Odissi dancer Sanchita Bhattacharya mesmerised the audience with her abhinaya and excellent footwork.

The Odissi segment of Abhinaya Sudha series was like the dessert of the three-day dance festive fare. Sanchita Bhattacharya took the wind out of our sails with her enchanting performance. For those of us watching her for the first time, scepticism was replaced by surprise and then wonder and finally adoration and accolades. A deceptively stodgy figure got melted in the process of dance and all we could see was the beautiful, bends and sways of Odissi, something of a boneless wonder. Be it her sancharis or pure abhinaya or the postures and footwork, she was a live version of the replicas of dancing girls adorning the temples of Konark. The pre-recorded music was an excellent accompaniment that we hardly discerned that it was not live.

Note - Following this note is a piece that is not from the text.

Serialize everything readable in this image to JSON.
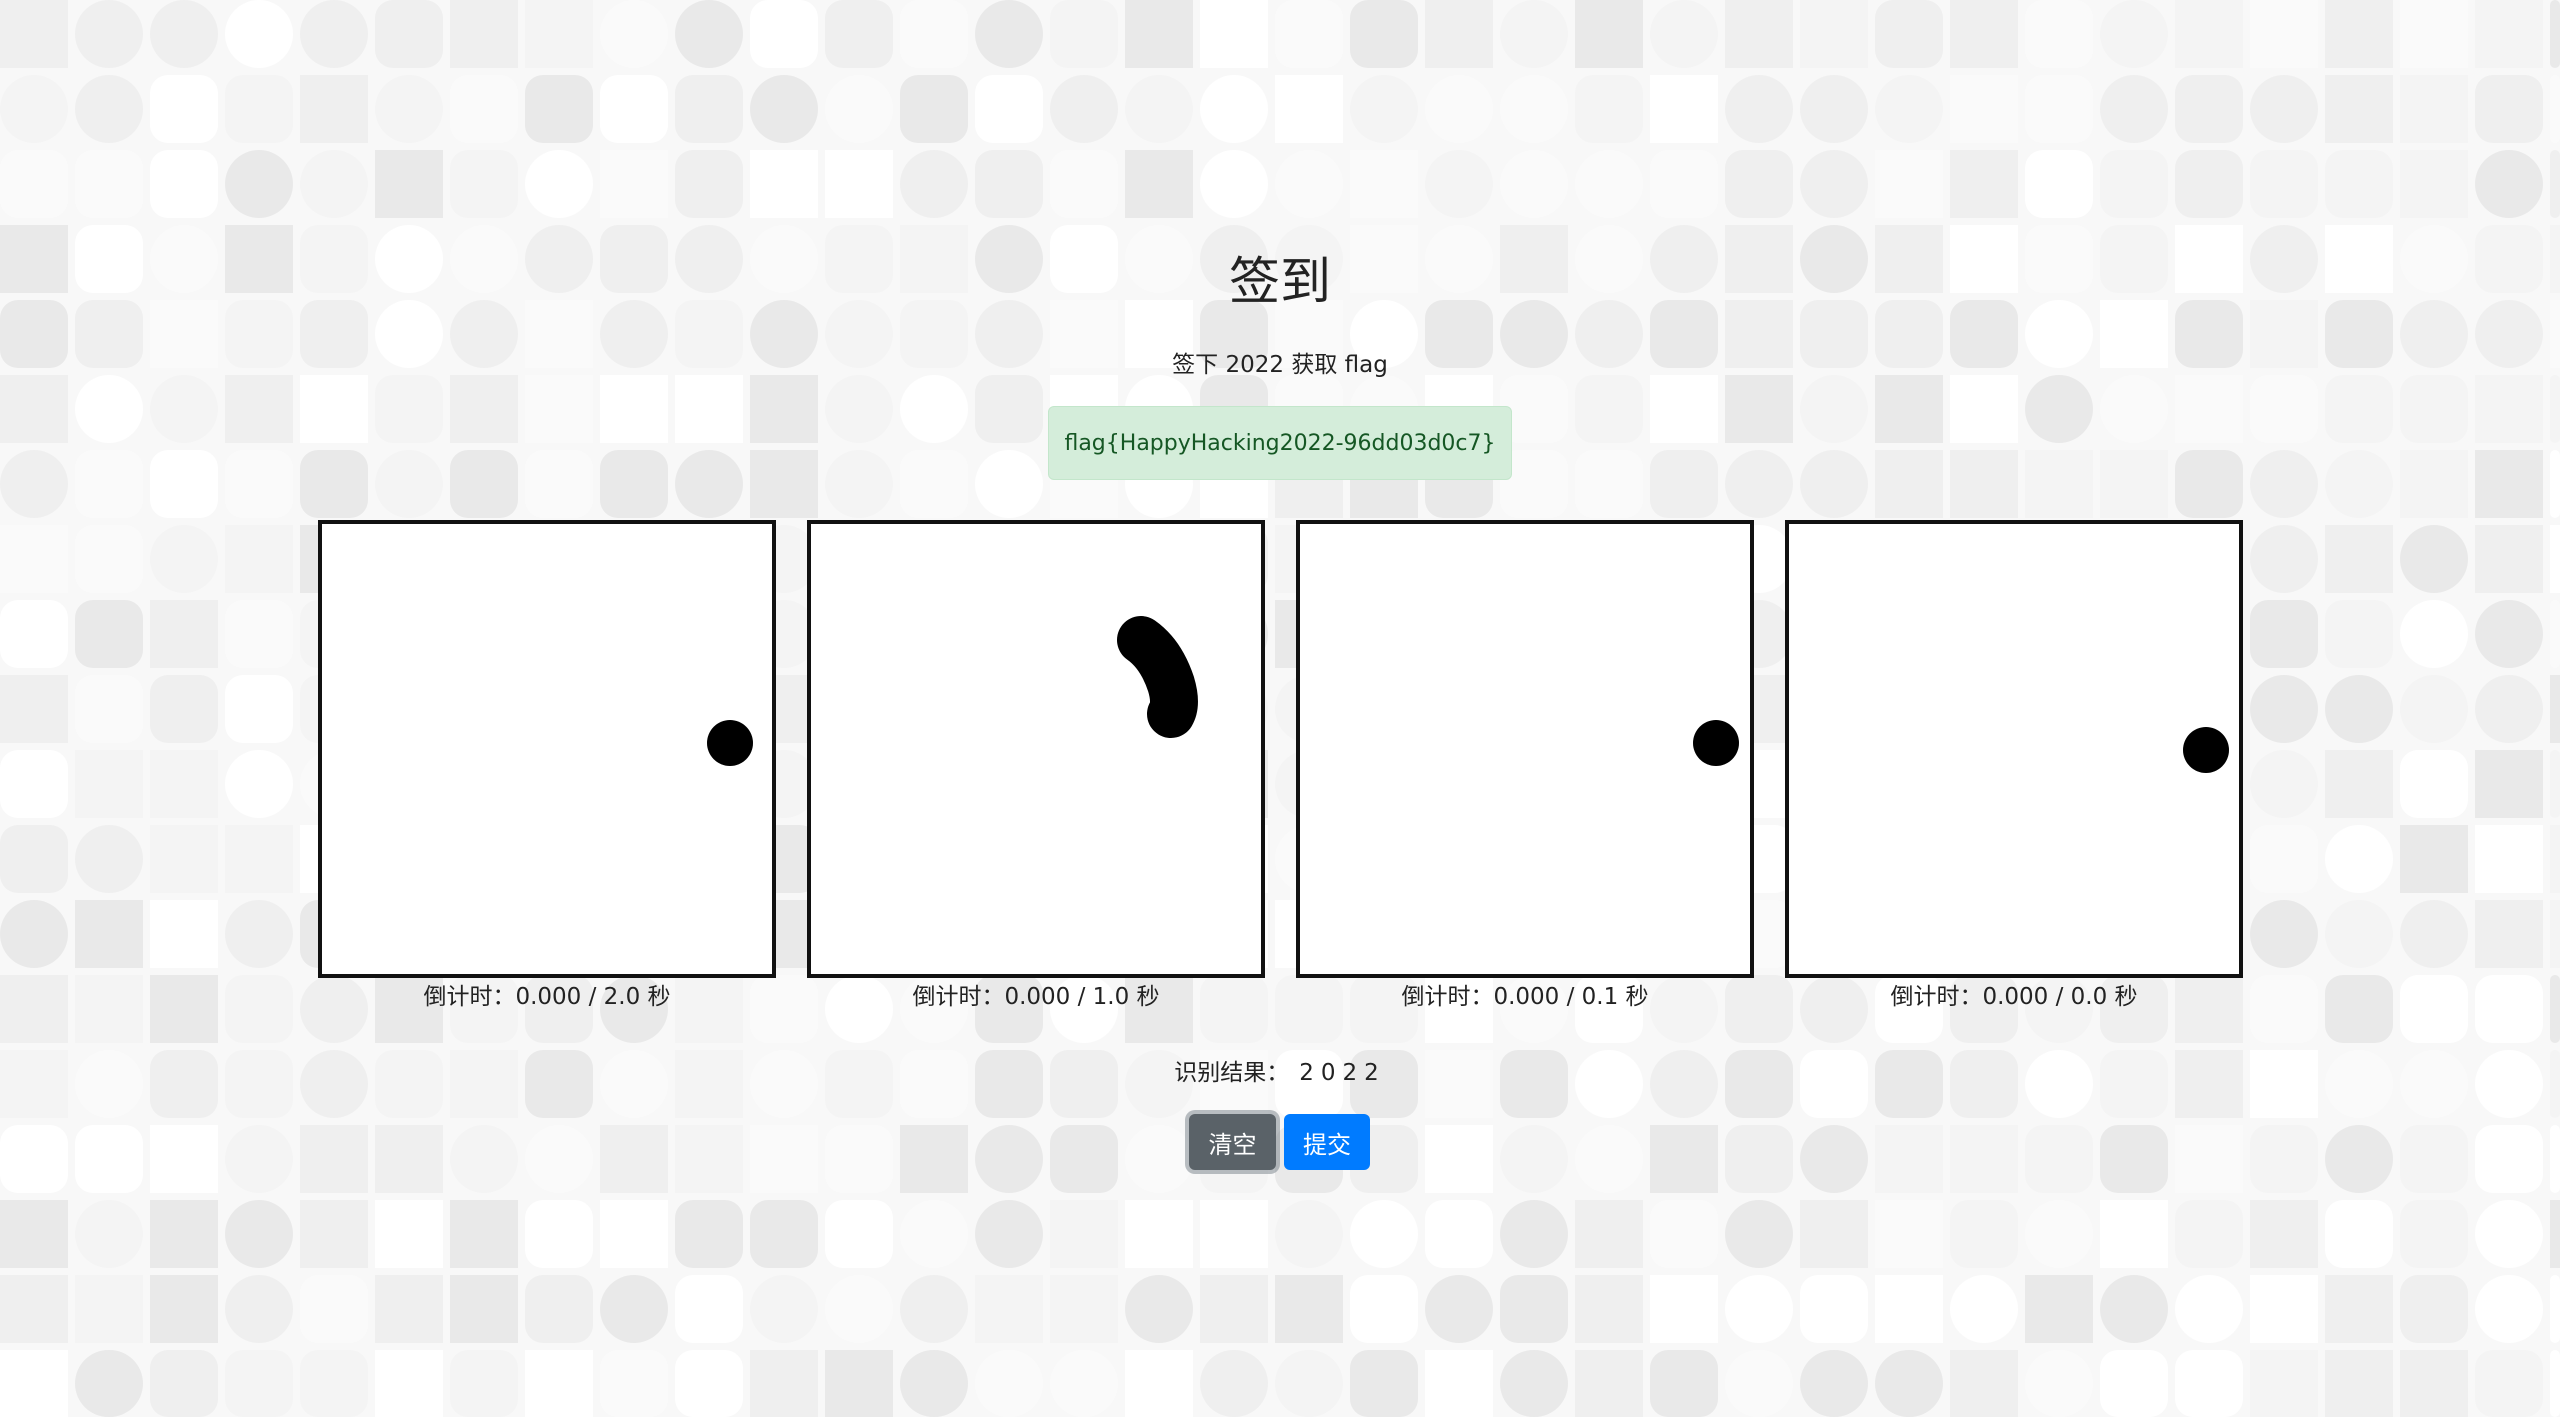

The Dasavatar of Bhakta Jayadeva, Sanchita enters with a rigorous footwork which in varied styles preceded each of the avatars. Though the meena, kurma, varaha, etc. were depicted with beautiful abhinaya, it was the Vamana and Rama avatars, that excelled. The third footstep that the Lord disguised as a Brahmin dwarf confronts the despot King Mahabali, was the highlight of this piece. She went through the 10 avatars like a fish that swims across the ocean with ease.

Depicting the ‘Vatsalya bhava' (affection), the dancer launched into Braja ku chorao where she emulated the mother in Yashoda and the child in Krishna at the same time in ekaharya style. There is a theme to this piece: Yashoda is in the process of putting her dear child to sleep and Krishna like all little ones wants to keep wide awake. The various means that mothers adopt to lull the child into sleep like the mock threat that some demon would carry away babies who refuse to sleep; the closing of windows and doors to shut out light and create an illusion of darkness for the child to sleep; then rocking the cradle and singing a lullaby were depicted in detail with an abhinaya that transformed into the natural and real. Yashoda carrying her Krishna on the back was so lovingly depicted by Sanchita who dances with a stoop as if there is a child weighing down on her back and keeps darting glances over her shoulder lest he slips and falls. Kudos to the artiste who could delve into the deeper layers of emotive appeal with such charm and grace. Finally, we find her successfully putting her child to sleep in the cradle and tip-toeing out of the room and come back in a jiffy no sooner than she hears the audience' applause, just to tell us with her finger on her lips, not to disturb her sleeping child. This was the ultimate in abhinaya.

Ahey nilo saila was another striking piece of a different expression and Sanchita stole the show with this superb song that talks of Radha's state of bliss after her union with Lord Krishna. This highly erotic piece was handled with gracious dignity that neither dented the romantic aura nor allowed it to border on vulgarity. The artiste's abhinaya of Radha with her long tresses open and dancing about her neck, back and countenance, was portrayed with a perfection that we started getting illusions of black long hair of the dancer who had become Radha for a moment. Drawing a comparison to Radha's open hair to that of a peacock's tail, she strutted about the stage like a bird. The state of being of one (Radha) who has tasted the divine love in physical and mental aspect and is now yearning for total union with the Lord came out convincingly through Sanchita's dance and abhinaya. The fastening of Radha's waist belt by Krishna was shown in the tribhanga which looked fabulous.

Moksha the traditional conclusion of Odissi was like the diamond among the throne of gems. Extolling mother goddess Narayani in not less than six different postures to the sloka, Sanchita just took three verses from Durga Saptashati where she portrayed the mother of this universe as divine mother, a source of energy (Shakti) and a harbinger of peace (Shanti). Her figure swayed like a leaf when she moves over from one form to another making for the last statuesque depiction of the divine mother as embodiment of harmony.

Vidyadhari Deshpande did her abhinaya based on the idiom of Kathak. At no point of time, did she lose sight of her footwork, the essence of dance, in her attempt to give expression through mime alone. Though she did give us a glimpse of the facial and gestural abhinaya in Aise Shyam jagath hithkari, it was the expression through footwork that created ripples in her presentation. Her invocation of Mother Goddess through a series of bhol and echoing this through her feet and anklet bells was indeed captivating. The dances were hosted by Parampara dance and music forum at Lamakaan for two consecutive days.